*Task objective*. Copy out every line from the records that includes "closes".

(Entries taken from a collection)
####################

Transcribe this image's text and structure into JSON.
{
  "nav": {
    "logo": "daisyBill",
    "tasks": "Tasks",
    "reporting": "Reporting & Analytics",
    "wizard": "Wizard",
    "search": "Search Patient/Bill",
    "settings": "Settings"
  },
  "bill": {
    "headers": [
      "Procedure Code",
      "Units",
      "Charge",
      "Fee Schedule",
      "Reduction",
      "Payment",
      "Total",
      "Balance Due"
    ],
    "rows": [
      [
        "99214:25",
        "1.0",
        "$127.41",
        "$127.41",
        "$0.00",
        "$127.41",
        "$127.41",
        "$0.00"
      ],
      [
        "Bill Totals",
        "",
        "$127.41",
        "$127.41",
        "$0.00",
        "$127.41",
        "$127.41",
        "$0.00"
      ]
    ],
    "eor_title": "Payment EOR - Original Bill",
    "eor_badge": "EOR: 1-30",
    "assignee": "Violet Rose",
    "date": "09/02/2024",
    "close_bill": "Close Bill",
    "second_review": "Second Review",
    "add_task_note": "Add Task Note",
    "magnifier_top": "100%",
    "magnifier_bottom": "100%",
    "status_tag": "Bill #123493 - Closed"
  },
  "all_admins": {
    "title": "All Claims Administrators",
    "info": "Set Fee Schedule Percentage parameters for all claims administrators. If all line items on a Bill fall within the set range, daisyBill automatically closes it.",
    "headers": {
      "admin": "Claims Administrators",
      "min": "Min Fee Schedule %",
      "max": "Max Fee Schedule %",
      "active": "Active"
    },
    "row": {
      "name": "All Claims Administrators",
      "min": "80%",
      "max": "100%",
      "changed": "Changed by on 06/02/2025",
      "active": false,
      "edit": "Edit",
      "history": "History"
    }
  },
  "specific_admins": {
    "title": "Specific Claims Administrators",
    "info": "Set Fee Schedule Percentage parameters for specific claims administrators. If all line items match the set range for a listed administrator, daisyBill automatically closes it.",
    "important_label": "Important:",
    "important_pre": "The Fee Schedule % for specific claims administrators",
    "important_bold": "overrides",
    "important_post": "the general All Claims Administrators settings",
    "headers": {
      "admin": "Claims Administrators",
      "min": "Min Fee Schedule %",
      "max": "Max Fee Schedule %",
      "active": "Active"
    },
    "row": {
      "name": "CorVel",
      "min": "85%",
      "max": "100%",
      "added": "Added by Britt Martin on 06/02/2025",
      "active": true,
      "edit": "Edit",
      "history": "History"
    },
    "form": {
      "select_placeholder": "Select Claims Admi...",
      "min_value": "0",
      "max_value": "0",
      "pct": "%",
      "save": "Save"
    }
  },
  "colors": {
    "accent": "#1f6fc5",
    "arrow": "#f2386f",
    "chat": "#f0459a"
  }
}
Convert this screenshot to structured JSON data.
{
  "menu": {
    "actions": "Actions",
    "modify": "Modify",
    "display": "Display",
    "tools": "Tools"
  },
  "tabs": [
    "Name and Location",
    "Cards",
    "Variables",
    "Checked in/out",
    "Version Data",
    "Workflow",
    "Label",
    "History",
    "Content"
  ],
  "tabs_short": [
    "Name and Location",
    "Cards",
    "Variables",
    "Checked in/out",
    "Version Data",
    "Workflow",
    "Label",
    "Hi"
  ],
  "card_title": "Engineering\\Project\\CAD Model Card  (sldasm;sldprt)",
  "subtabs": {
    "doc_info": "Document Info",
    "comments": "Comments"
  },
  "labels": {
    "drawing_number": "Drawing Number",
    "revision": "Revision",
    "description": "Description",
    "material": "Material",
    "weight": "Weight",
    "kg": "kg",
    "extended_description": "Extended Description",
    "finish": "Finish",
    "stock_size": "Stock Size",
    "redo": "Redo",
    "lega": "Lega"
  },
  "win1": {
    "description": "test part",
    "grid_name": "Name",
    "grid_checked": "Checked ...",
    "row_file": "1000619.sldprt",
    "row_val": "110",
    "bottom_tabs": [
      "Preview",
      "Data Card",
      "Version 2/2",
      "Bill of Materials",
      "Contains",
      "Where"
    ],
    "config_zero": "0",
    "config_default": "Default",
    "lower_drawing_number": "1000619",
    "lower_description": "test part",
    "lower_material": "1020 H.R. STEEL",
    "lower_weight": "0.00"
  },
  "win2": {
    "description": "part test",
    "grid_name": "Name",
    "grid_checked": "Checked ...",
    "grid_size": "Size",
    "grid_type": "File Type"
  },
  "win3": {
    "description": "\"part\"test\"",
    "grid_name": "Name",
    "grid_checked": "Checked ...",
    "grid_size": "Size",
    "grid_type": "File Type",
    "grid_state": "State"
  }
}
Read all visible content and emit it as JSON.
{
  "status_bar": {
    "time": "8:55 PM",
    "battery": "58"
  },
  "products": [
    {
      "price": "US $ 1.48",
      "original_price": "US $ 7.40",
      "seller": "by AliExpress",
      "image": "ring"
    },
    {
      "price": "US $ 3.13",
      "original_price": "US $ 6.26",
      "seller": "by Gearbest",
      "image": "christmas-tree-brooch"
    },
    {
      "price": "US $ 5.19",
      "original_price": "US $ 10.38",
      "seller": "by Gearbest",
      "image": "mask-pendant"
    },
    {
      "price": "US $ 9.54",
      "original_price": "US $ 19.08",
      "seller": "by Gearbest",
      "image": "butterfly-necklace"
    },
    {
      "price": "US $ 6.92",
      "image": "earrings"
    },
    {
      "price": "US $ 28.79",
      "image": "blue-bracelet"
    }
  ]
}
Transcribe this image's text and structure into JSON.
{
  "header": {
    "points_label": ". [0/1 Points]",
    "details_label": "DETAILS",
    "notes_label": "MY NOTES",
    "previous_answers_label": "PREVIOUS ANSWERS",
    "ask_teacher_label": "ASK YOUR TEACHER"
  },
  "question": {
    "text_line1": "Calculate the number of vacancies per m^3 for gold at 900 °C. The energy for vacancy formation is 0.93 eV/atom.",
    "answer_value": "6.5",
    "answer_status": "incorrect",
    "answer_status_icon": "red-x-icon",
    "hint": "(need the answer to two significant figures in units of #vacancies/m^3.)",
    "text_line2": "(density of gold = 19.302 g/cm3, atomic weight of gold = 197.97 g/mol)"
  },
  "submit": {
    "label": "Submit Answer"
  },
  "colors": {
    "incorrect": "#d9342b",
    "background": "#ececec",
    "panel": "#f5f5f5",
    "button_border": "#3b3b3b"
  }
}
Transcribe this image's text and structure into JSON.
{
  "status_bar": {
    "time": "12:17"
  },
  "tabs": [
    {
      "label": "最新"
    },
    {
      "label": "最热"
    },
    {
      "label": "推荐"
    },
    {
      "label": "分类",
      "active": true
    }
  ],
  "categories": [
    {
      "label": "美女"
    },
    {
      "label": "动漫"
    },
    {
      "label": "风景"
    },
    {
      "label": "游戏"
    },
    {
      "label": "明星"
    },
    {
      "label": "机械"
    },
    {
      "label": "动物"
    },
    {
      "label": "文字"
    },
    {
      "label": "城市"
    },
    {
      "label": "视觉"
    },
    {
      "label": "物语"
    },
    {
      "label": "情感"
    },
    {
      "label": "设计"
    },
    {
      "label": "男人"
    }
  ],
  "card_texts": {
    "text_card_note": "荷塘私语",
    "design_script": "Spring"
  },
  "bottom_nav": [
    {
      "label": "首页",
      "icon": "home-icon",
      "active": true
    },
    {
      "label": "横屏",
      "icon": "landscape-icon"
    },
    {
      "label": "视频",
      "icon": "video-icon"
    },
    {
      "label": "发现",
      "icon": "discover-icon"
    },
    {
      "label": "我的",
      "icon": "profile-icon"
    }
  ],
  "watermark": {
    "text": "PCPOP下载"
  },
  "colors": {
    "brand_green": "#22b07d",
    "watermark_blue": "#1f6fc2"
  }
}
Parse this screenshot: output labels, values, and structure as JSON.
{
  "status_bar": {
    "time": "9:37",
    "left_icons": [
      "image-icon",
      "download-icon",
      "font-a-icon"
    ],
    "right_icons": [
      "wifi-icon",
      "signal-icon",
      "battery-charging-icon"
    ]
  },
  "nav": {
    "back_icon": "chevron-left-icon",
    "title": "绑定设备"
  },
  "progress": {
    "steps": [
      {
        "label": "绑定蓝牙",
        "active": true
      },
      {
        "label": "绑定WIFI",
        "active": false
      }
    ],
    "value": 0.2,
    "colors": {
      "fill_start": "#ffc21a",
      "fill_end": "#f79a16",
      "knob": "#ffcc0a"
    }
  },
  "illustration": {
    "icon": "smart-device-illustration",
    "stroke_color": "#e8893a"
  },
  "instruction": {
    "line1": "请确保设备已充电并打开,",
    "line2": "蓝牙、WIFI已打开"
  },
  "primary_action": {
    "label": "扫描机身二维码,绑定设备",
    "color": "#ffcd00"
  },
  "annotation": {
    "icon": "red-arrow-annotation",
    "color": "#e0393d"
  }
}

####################

*Response area*.
    "info": "Set Fee Schedule Percentage parameters for all claims administrators. If all line items on a Bill fall within the set range, daisyBill automatically closes it.",
    "info": "Set Fee Schedule Percentage parameters for specific claims administrators. If all line items match the set range for a listed administrator, daisyBill automatically closes it.",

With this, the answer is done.